MORE THAN 10,000 soldiers returning from the Iraq war have now sought help for Post-Traumatic Stress Disorder (PTSD), an anxiety based mood disorder characterised by flashbacks, nightmares and extreme agitation.
Lieutenant Julian Goodrum, a veteran of two Gulf Wars, is one of those afflicted with PTSD. He says that mental scars can be the most damaging because of their invisibility. “For the majority of people, particularly military, it is easier to accept and understand a physical injury than a psychological one,” he maintains.
The Pentagon says it is taking PTSD among veterans very seriously. But Goodrum and many other veterans disagree. He describes his own condition. “My nightmares are so intense, I woke up one night with my hands round my fiancée’s neck. Another night she woke me up because I was kicking and getting really violent in my sleep,” he reveals. “The smell of diesel takes me back to Iraq,” Goodrum explains. “I am getting better with crowds, but still, if it is a very confined space and I am totally surrounded, I have issues with that.”

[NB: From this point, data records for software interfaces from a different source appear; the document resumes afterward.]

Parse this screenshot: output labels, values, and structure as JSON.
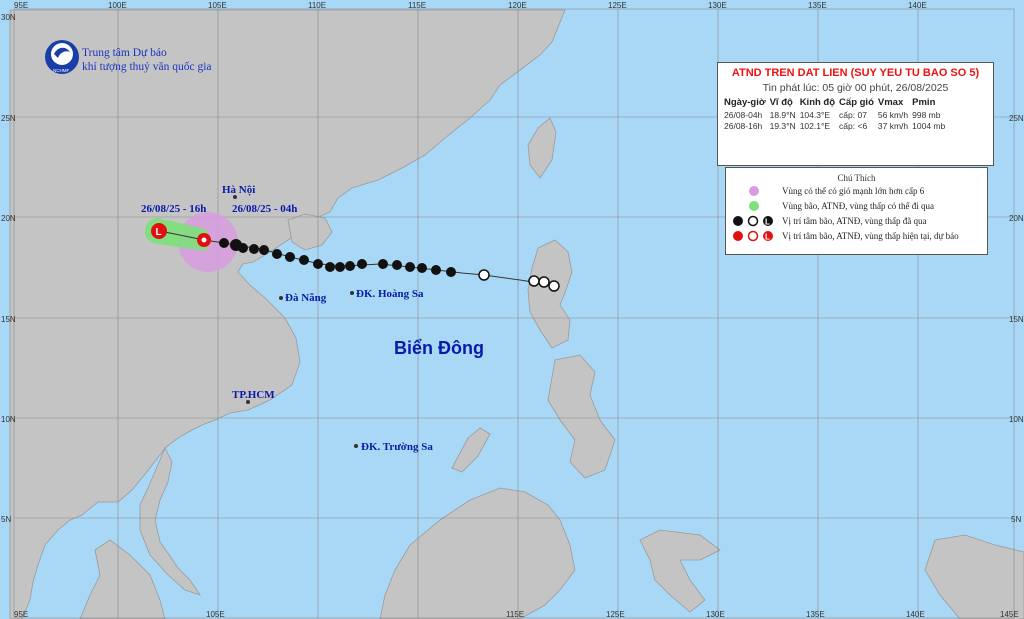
{
  "org": {
    "line1": "Trung tâm Dự báo",
    "line2": "khí tượng thuỷ văn quốc gia",
    "logo_text": "NCHMF"
  },
  "axes": {
    "lon_top": [
      "95E",
      "100E",
      "105E",
      "110E",
      "115E",
      "120E",
      "125E",
      "130E",
      "135E",
      "140E"
    ],
    "lon_bottom": [
      "95E",
      "105E",
      "115E",
      "125E",
      "130E",
      "135E",
      "140E",
      "145E"
    ],
    "lat_left": [
      "30N",
      "25N",
      "20N",
      "15N",
      "10N",
      "5N"
    ],
    "lat_right": [
      "25N",
      "20N",
      "15N",
      "10N",
      "5N"
    ]
  },
  "places": {
    "hanoi": "Hà Nội",
    "danang": "Đà Nẵng",
    "hoangsa": "ĐK. Hoàng Sa",
    "hcm": "TP.HCM",
    "truongsa": "ĐK. Trường Sa",
    "sea": "Biển Đông"
  },
  "track_labels": {
    "forecast": "26/08/25 - 16h",
    "current": "26/08/25 - 04h"
  },
  "info": {
    "title": "ATND TREN DAT LIEN (SUY YEU TU BAO SO 5)",
    "issued": "Tin phát lúc: 05 giờ 00 phút, 26/08/2025",
    "headers": [
      "Ngày-giờ",
      "Vĩ độ",
      "Kinh độ",
      "Cấp gió",
      "Vmax",
      "Pmin"
    ],
    "rows": [
      [
        "26/08-04h",
        "18.9°N",
        "104.3°E",
        "cấp: 07",
        "56 km/h",
        "998 mb"
      ],
      [
        "26/08-16h",
        "19.3°N",
        "102.1°E",
        "cấp: <6",
        "37 km/h",
        "1004 mb"
      ]
    ]
  },
  "legend": {
    "title": "Chú Thích",
    "items": [
      {
        "text": "Vùng có thể có gió mạnh lớn hơn cấp 6",
        "color": "#d89ce0"
      },
      {
        "text": "Vùng bão, ATNĐ, vùng thấp có thể đi qua",
        "color": "#7de07a"
      },
      {
        "text": "Vị trí tâm bão, ATNĐ, vùng thấp đã qua",
        "color": "#111111"
      },
      {
        "text": "Vị trí tâm bão, ATNĐ, vùng thấp hiện tại, dự báo",
        "color": "#e01010"
      }
    ]
  },
  "colors": {
    "sea": "#a9d8f7",
    "land": "#c4c4c4",
    "wind_zone": "#d89ce0",
    "forecast_cone": "#7de07a",
    "current": "#e01010",
    "label_blue": "#0a1aa8"
  }
}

PTSD is not confined exclusively to combat veterans. It is a psychiatric disorder that can occur after any life-threatening events, such as natural disasters, terrorist attacks, serious accidents, or violent personal assaults. Sufferers relive the trauma and have difficulty sleeping and holding down regular employment.
In the case of the Iraqi veterans, it is the furtive nature of the conflict, the insurgency of unseen snipers and roadside bombers, which has added to their trauma.
‘Revisiting’ hell helps
Now, in a bid to exorcise some of the veterans’ demons, the Pentagon has enlisted the help of video games that recall the streets of Falluja. Ken Grapp, CEO of Virtually Better, a company that creates virtual reality environments to help anxiety disorders, explains the treatment: “Veterans with PTSD may go back to the streets of Falluja every day in their own minds. It can be debilitating to the point where a person would choose suicide. We are providing a shared experience, where therapists can work with the person and have a better understanding of where they were and help them process that information.”
People may find it strange that soldiers would want to recreate their past hell. But we find this phenomenon elsewhere. World War Two veterans regularly reassemble at commemoration services and Holocaust victims gather at the scenes of their misery, although traumatic memories are invariably evoked. Sometimes, horrors have to be revisited in order to move on. Beirut hostage, Brian Keenan, spoke of his need to spend time alone even after four-and-a-half years of incarceration, including a period in solitary confinement.
Phoney war films
Movies often give us the best insight into how society views its military. Over the years, Hollywood has offered sensitive dramas about the problems of returning soldiers. Among the most famous early films, all dealing with disabled veterans attempting to ‘re-adjust’ to civilian life, were The Best Years of Our Lives (1945) and The Men (1950). Later, Coming Home (1978) and Born on the Fourth of July (1989) dealt with paraplegic soldiers wounded in Vietnam.
But mental disorders are explored infrequently. If they are, the central characters are usually violent psychotics pushed over the edge (Travis Bickle in Taxi Driver or Rambo in the Stallone trilogy), but they are not sufferers of PTSD. To be blunt about it, violence among returning soldiers is acceptable but anxiety disorders are not.
British movies, especially the old black and white ones, have dealt with war and death particularly dishonestly. At the time of the first Gulf War, British pilots confessed to “sheer terror” when interviewed about their missions, a far cry from the “tally-ho” military depicted in old British movies. In A Matter of Life and Death (1945), an airman, played by Robert Coote, cheerfully registers himself in heaven after his own death. Another, played by David Niven, is philosophical as he crashes to the ground in a burning cockpit. In Reach for the Sky (1956), Kenneth More (impersonating war hero Douglas Bader) at no time shows apprehension at returning to flying even after the loss of both his legs. Artificial limbs in place, our stiff upper lipped, lantern-jawed, utterly fearless ‘hero’ takes to the air once again.
These movies, irrespective of their artistic merits, were phoney, even though they were much lauded at the time. Other war films, such as The Way Ahead (1945) and The Way to the Stars (1945), were purely propaganda pieces, doubtless professionally made and with the best of motives, but they were also inaccurate in their depiction of battle.
Our veterans deserve more understanding for their sacrifices. But, above all, young and impressionable men, frequently coming from the most underprivileged section of society, deserve to be informed about the risks involved in modern warfare.
By Gabriel Hershman